(Page and application data records)
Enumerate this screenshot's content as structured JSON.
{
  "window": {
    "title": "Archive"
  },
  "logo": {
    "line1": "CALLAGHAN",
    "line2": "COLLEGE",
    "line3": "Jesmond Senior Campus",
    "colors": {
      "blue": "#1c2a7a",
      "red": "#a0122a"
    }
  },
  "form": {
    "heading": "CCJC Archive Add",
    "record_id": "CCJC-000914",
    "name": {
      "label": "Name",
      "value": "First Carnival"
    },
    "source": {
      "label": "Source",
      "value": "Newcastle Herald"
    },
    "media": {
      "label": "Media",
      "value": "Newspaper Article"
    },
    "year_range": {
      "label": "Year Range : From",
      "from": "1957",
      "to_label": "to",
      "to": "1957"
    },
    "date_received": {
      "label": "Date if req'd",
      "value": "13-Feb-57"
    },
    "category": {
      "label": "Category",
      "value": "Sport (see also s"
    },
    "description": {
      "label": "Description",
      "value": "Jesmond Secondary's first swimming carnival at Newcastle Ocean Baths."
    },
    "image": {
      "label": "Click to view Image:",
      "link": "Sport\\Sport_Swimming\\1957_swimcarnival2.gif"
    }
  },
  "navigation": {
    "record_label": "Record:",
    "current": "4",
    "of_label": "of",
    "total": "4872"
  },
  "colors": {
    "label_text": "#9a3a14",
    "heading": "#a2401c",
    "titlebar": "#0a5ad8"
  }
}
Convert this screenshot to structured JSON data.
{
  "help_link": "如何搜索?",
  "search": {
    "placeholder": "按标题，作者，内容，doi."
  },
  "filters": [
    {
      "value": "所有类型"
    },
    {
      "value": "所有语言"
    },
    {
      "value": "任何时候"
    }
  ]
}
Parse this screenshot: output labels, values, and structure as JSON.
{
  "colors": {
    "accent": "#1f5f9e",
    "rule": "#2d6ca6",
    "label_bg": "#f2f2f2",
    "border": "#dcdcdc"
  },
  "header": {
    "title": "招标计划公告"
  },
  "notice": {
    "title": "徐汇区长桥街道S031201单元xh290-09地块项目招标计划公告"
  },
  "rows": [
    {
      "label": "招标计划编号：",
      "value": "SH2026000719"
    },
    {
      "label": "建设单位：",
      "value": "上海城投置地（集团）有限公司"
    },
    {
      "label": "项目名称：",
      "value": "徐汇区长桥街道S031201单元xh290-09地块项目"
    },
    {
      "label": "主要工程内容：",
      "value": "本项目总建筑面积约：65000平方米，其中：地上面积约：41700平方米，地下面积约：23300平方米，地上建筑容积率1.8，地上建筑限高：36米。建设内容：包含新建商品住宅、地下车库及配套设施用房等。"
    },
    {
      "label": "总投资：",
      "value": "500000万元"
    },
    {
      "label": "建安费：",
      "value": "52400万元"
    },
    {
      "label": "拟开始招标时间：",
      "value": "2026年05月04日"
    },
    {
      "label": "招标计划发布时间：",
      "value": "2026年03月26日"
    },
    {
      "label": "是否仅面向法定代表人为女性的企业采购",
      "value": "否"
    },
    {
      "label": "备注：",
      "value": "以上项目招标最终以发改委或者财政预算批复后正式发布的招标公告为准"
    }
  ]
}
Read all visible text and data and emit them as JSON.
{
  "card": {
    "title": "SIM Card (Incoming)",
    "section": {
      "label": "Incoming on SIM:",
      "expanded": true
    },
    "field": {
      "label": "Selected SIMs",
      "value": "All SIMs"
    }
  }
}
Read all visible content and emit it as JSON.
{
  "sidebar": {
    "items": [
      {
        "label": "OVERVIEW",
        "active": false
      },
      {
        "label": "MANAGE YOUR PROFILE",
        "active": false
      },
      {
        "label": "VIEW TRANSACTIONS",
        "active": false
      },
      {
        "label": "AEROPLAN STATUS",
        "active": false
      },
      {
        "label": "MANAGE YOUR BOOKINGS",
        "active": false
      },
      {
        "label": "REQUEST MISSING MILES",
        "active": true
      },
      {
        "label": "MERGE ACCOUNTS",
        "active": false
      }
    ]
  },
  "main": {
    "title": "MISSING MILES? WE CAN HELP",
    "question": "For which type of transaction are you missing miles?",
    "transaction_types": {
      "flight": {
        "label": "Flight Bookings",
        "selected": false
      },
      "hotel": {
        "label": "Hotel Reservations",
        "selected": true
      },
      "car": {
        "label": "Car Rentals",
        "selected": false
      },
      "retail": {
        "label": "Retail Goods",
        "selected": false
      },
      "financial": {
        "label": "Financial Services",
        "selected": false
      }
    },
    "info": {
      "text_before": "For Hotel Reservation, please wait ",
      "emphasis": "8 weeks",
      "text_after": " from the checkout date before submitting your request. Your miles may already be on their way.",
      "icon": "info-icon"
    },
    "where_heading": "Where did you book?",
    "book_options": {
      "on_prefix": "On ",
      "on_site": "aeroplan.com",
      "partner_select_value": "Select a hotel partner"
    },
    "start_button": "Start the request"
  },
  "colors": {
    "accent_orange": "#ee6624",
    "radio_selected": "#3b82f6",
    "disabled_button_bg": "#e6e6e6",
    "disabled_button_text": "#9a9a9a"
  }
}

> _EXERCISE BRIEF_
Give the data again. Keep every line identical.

> _THE ANSWER_
Enumerate this screenshot's content as structured JSON.
{
  "window": {
    "title": "Archive"
  },
  "logo": {
    "line1": "CALLAGHAN",
    "line2": "COLLEGE",
    "line3": "Jesmond Senior Campus",
    "colors": {
      "blue": "#1c2a7a",
      "red": "#a0122a"
    }
  },
  "form": {
    "heading": "CCJC Archive Add",
    "record_id": "CCJC-000914",
    "name": {
      "label": "Name",
      "value": "First Carnival"
    },
    "source": {
      "label": "Source",
      "value": "Newcastle Herald"
    },
    "media": {
      "label": "Media",
      "value": "Newspaper Article"
    },
    "year_range": {
      "label": "Year Range : From",
      "from": "1957",
      "to_label": "to",
      "to": "1957"
    },
    "date_received": {
      "label": "Date if req'd",
      "value": "13-Feb-57"
    },
    "category": {
      "label": "Category",
      "value": "Sport (see also s"
    },
    "description": {
      "label": "Description",
      "value": "Jesmond Secondary's first swimming carnival at Newcastle Ocean Baths."
    },
    "image": {
      "label": "Click to view Image:",
      "link": "Sport\\Sport_Swimming\\1957_swimcarnival2.gif"
    }
  },
  "navigation": {
    "record_label": "Record:",
    "current": "4",
    "of_label": "of",
    "total": "4872"
  },
  "colors": {
    "label_text": "#9a3a14",
    "heading": "#a2401c",
    "titlebar": "#0a5ad8"
  }
}
Convert this screenshot to structured JSON data.
{
  "help_link": "如何搜索?",
  "search": {
    "placeholder": "按标题，作者，内容，doi."
  },
  "filters": [
    {
      "value": "所有类型"
    },
    {
      "value": "所有语言"
    },
    {
      "value": "任何时候"
    }
  ]
}
Parse this screenshot: output labels, values, and structure as JSON.
{
  "colors": {
    "accent": "#1f5f9e",
    "rule": "#2d6ca6",
    "label_bg": "#f2f2f2",
    "border": "#dcdcdc"
  },
  "header": {
    "title": "招标计划公告"
  },
  "notice": {
    "title": "徐汇区长桥街道S031201单元xh290-09地块项目招标计划公告"
  },
  "rows": [
    {
      "label": "招标计划编号：",
      "value": "SH2026000719"
    },
    {
      "label": "建设单位：",
      "value": "上海城投置地（集团）有限公司"
    },
    {
      "label": "项目名称：",
      "value": "徐汇区长桥街道S031201单元xh290-09地块项目"
    },
    {
      "label": "主要工程内容：",
      "value": "本项目总建筑面积约：65000平方米，其中：地上面积约：41700平方米，地下面积约：23300平方米，地上建筑容积率1.8，地上建筑限高：36米。建设内容：包含新建商品住宅、地下车库及配套设施用房等。"
    },
    {
      "label": "总投资：",
      "value": "500000万元"
    },
    {
      "label": "建安费：",
      "value": "52400万元"
    },
    {
      "label": "拟开始招标时间：",
      "value": "2026年05月04日"
    },
    {
      "label": "招标计划发布时间：",
      "value": "2026年03月26日"
    },
    {
      "label": "是否仅面向法定代表人为女性的企业采购",
      "value": "否"
    },
    {
      "label": "备注：",
      "value": "以上项目招标最终以发改委或者财政预算批复后正式发布的招标公告为准"
    }
  ]
}
Read all visible text and data and emit them as JSON.
{
  "card": {
    "title": "SIM Card (Incoming)",
    "section": {
      "label": "Incoming on SIM:",
      "expanded": true
    },
    "field": {
      "label": "Selected SIMs",
      "value": "All SIMs"
    }
  }
}
Read all visible content and emit it as JSON.
{
  "sidebar": {
    "items": [
      {
        "label": "OVERVIEW",
        "active": false
      },
      {
        "label": "MANAGE YOUR PROFILE",
        "active": false
      },
      {
        "label": "VIEW TRANSACTIONS",
        "active": false
      },
      {
        "label": "AEROPLAN STATUS",
        "active": false
      },
      {
        "label": "MANAGE YOUR BOOKINGS",
        "active": false
      },
      {
        "label": "REQUEST MISSING MILES",
        "active": true
      },
      {
        "label": "MERGE ACCOUNTS",
        "active": false
      }
    ]
  },
  "main": {
    "title": "MISSING MILES? WE CAN HELP",
    "question": "For which type of transaction are you missing miles?",
    "transaction_types": {
      "flight": {
        "label": "Flight Bookings",
        "selected": false
      },
      "hotel": {
        "label": "Hotel Reservations",
        "selected": true
      },
      "car": {
        "label": "Car Rentals",
        "selected": false
      },
      "retail": {
        "label": "Retail Goods",
        "selected": false
      },
      "financial": {
        "label": "Financial Services",
        "selected": false
      }
    },
    "info": {
      "text_before": "For Hotel Reservation, please wait ",
      "emphasis": "8 weeks",
      "text_after": " from the checkout date before submitting your request. Your miles may already be on their way.",
      "icon": "info-icon"
    },
    "where_heading": "Where did you book?",
    "book_options": {
      "on_prefix": "On ",
      "on_site": "aeroplan.com",
      "partner_select_value": "Select a hotel partner"
    },
    "start_button": "Start the request"
  },
  "colors": {
    "accent_orange": "#ee6624",
    "radio_selected": "#3b82f6",
    "disabled_button_bg": "#e6e6e6",
    "disabled_button_text": "#9a9a9a"
  }
}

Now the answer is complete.